* **Aim of the task**:
Find the string "Configuración" in the data, and copy out each line that has it.

(Available data begins)

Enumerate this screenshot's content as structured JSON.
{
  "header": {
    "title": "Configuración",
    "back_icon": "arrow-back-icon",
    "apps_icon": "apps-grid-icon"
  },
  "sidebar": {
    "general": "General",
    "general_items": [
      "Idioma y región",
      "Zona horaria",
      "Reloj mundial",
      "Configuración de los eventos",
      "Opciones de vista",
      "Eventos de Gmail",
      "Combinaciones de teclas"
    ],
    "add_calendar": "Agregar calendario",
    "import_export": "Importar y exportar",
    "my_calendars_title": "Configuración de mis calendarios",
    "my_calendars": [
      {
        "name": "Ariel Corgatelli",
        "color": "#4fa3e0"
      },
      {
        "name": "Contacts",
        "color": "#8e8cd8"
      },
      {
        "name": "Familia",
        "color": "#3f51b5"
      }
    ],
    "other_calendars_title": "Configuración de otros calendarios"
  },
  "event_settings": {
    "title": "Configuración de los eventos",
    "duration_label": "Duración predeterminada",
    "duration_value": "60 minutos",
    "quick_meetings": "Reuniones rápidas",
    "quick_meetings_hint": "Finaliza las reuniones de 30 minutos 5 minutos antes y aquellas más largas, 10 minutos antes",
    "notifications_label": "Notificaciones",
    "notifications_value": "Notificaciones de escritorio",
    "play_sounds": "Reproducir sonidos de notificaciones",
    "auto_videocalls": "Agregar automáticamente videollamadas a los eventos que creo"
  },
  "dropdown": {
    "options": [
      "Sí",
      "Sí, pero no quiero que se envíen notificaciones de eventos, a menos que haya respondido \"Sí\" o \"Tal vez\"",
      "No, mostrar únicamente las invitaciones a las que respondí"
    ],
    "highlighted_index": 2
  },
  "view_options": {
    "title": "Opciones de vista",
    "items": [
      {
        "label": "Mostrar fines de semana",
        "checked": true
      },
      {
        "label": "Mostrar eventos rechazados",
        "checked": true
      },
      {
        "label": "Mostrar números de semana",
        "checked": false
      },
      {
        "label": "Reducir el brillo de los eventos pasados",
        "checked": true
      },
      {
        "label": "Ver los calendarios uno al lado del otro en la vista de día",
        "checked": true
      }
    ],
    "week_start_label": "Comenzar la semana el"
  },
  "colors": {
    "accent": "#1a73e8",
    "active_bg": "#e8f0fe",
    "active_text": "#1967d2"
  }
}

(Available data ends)

* **Written solution**:
    "title": "Configuración",
      "Configuración de los eventos",
    "my_calendars_title": "Configuración de mis calendarios",
    "other_calendars_title": "Configuración de otros calendarios"
    "title": "Configuración de los eventos",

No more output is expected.